How old are you and where are you from?
I am 37 years old and I was born in Doncaster.
Why did you start selling Big Issue North?
I was homeless for about two and a half years. When I started getting things together it was suggested that I do this. I’ve been selling it for about three years now. I do well on my pitch. I have some good regulars and it keeps me busy and keeps my mind occupied.
‘I’m staying clean and eating well. I’d love to be a joiner again’
How did you end up homeless?
I’m a joiner but during the recession, in 2008, I lost my job and I got made redundant. After that, I started to spiral. I started drinking and then doing drugs. I was worried I was messing my mum and dad’s heads up. I was trying my best to stop but it was hard because it was an addiction. So I left home and I ended up being homeless after that. I started off in doorways for six months and it was really scary. I’d never been homeless before. But then me and another lad got a tent and we went under a bridge in Doncaster. There were a few people in tents there – we all kept ourselves to ourselves.
Tell me a bit more about your mum and dad.
They are amazing. They went through so much raising us kids and they had to sacrifice a lot to give us, their three feisty lads, the most cherished memories when we were growing up. They gave us love, morals and good simple politeness, all you need in life to go a long way!
Where are you now?
I’m in my own accommodation – a one bedroom flat. It’s brilliant. It’s in an old, converted church.
What was the worst thing about lockdown?
Being on my own, left with my own thoughts and dwelling on the stupid stuff I did to my family and things like that. I over-think things. That’s my problem. I was always very anxious as a kid – worried about stuff. That’s why I took drugs, because it stopped me thinking about stuff. I was also getting worried about paying my bills as time went on. I kept in touch with the gas and water people, saying that I wanted to pay them when I could but that I wasn’t earning any money. Now I’m on a payment plan to start paying off some of my debts.
Did you get any help during the last year?
Yeah, I got some hardship payments from Big Issue North and that really helped. And I get support from Changing Lives in Doncaster, which is where I buy my magazines from. They say I am doing really well but I still need their support sometimes.
And how is life now?
Things are going well. I’m staying clean, eating well and looking well. I would love to get back to being a joiner but I am worried about taking that step. I don’t want to risk everything that I have achieved and how far I have come. I’m worried about losing my flat and ending up homeless again. I know it has to be small steps basically. I’d love to learn to drive and get my own car one day, but I don’t want people thinking that I am earning so much money from selling the magazine that I don’t need their support, because I really do.
Do you have a message for your customers?
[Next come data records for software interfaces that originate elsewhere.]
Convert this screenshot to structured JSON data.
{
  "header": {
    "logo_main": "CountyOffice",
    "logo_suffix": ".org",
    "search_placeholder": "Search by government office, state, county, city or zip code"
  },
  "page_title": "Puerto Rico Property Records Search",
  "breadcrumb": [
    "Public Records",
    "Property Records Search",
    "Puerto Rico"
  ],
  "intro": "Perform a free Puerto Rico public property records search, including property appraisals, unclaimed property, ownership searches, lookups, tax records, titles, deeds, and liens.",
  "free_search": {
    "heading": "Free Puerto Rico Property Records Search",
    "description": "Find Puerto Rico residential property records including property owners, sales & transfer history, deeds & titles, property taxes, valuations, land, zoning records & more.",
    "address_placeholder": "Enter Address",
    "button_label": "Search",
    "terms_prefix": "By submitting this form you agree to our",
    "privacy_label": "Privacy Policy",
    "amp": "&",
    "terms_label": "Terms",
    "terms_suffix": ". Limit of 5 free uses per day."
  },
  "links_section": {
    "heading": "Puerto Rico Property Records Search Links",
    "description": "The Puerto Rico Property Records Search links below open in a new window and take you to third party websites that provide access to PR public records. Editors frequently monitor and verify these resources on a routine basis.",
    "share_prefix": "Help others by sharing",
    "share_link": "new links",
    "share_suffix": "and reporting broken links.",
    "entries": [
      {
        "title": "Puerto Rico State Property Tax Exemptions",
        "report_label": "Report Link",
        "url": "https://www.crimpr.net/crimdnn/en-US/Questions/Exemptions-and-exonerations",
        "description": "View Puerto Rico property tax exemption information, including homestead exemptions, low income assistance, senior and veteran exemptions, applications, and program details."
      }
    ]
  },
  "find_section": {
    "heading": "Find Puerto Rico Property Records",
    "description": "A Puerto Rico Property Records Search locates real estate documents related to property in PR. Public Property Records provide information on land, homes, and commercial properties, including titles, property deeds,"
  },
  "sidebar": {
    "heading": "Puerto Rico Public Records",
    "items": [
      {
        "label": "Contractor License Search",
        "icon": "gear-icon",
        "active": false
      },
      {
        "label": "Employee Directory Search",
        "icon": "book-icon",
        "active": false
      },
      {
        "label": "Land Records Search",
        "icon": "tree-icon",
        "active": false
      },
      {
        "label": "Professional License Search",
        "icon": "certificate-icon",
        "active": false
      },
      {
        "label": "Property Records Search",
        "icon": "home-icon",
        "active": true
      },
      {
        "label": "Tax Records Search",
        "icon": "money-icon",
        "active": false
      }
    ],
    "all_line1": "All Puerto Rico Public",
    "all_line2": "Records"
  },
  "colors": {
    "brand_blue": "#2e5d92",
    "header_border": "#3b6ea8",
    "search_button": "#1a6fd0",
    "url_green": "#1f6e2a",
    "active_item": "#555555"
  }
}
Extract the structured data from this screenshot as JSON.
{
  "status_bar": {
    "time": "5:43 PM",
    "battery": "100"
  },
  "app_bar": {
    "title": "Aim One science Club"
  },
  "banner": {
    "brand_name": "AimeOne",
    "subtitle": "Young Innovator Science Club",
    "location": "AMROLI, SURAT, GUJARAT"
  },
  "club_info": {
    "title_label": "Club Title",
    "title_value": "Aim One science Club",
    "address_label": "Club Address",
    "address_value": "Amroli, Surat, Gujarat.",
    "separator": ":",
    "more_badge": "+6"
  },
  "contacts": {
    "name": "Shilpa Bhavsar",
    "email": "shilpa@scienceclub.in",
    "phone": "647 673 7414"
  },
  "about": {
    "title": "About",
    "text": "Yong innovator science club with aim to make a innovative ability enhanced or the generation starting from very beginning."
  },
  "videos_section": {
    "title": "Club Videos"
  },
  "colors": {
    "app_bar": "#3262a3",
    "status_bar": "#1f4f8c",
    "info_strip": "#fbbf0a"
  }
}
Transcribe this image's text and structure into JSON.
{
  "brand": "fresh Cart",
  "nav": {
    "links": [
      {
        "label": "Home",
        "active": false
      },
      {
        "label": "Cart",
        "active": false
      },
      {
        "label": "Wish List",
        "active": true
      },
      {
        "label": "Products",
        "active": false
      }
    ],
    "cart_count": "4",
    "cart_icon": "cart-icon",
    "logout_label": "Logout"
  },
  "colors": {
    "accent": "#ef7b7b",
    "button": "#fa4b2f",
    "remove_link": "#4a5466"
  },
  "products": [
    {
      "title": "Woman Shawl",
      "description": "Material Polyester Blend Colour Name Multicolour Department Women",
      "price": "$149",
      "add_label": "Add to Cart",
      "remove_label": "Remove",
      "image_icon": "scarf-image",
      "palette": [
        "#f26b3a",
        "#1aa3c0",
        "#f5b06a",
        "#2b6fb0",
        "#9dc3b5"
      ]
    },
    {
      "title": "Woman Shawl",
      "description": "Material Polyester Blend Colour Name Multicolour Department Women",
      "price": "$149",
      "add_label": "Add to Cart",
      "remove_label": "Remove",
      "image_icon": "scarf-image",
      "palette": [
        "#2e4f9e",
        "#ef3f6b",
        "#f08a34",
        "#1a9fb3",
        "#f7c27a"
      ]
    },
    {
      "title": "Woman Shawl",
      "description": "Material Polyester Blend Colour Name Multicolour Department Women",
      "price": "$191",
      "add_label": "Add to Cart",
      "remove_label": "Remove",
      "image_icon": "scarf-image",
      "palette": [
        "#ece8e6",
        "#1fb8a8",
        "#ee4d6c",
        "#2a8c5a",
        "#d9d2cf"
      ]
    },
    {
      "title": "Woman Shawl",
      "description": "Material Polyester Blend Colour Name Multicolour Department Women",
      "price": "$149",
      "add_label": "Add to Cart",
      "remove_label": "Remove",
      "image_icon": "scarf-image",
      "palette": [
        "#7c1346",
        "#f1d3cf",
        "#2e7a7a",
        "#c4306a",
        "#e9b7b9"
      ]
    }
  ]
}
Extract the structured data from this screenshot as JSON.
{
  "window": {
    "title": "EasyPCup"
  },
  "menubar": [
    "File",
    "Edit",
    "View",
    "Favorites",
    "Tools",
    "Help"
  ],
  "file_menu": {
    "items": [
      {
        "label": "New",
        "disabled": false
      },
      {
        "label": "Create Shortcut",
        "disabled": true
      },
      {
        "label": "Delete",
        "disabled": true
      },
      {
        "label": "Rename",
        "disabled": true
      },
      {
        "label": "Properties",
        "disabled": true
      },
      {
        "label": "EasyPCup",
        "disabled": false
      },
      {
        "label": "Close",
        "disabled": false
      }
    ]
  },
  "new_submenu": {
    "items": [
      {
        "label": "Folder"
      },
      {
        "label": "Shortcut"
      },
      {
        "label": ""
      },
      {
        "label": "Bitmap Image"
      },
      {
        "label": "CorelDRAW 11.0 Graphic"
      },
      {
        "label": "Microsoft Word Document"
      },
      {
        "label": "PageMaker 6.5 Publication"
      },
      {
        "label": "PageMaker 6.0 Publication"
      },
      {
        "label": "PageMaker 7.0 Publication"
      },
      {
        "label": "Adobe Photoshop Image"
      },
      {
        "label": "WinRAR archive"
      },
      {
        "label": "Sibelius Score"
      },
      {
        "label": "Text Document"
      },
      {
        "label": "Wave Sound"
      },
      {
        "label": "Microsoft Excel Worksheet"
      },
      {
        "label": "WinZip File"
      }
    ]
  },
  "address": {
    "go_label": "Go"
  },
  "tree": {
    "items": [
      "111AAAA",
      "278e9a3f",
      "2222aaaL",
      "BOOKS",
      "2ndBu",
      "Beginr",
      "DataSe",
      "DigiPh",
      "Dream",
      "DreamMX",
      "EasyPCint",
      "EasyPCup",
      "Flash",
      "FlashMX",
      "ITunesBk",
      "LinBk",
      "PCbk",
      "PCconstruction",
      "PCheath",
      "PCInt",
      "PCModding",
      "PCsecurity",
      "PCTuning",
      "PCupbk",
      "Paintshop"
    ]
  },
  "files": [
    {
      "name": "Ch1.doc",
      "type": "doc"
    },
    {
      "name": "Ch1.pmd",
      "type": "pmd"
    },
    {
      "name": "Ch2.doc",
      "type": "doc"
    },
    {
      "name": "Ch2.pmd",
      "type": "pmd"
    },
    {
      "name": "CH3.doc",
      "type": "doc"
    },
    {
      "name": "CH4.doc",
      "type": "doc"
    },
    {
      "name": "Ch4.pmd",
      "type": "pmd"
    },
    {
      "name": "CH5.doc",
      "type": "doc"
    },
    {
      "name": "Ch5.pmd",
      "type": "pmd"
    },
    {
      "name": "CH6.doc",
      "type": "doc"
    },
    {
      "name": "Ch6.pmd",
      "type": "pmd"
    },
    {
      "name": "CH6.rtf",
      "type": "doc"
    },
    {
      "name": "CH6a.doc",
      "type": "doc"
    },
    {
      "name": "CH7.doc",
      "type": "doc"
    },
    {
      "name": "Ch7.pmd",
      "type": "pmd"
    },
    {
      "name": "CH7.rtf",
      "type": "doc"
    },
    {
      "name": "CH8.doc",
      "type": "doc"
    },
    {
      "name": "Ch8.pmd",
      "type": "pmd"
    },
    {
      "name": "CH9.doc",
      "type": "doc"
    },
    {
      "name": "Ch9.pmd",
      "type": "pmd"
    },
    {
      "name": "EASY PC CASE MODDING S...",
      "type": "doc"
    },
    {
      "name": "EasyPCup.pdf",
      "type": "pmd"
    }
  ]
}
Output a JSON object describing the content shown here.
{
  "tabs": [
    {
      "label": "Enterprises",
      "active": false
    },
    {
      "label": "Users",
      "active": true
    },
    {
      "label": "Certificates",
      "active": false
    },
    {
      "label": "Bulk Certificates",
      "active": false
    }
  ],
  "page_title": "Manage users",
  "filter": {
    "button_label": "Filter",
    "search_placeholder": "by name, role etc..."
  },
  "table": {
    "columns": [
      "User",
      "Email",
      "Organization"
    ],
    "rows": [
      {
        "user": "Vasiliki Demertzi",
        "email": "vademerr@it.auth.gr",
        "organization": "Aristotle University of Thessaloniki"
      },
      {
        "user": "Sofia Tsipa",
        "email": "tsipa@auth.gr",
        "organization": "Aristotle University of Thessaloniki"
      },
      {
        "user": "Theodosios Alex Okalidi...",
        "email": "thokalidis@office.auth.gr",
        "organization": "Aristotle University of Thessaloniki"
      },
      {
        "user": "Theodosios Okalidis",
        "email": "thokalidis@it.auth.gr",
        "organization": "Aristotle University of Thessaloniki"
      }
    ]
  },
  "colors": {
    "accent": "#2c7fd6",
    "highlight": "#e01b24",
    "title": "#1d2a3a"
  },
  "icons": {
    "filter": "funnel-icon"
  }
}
I want to thank them for all the support that they have given me. They have kept me going. It’s not just the money – it’s the fact that I have something to do, selling the magazine, and people to talk to. A lot of my customers are like friends now. I wouldn’t be where I am if it wasn’t for them helping me. I’m so grateful to everyone for that. But I also want to thank so many other people as well. There’s the staff in Boots on Frenchgate – they are so pleasant and accommodating towards me. It makes me feel like I’m doing things right and they actually like me and don’t judge me, which I’ve had problems with all my life. And most of all thanks to Ben and everyone else at Big Issue North – they are the main reason I’m where I am now.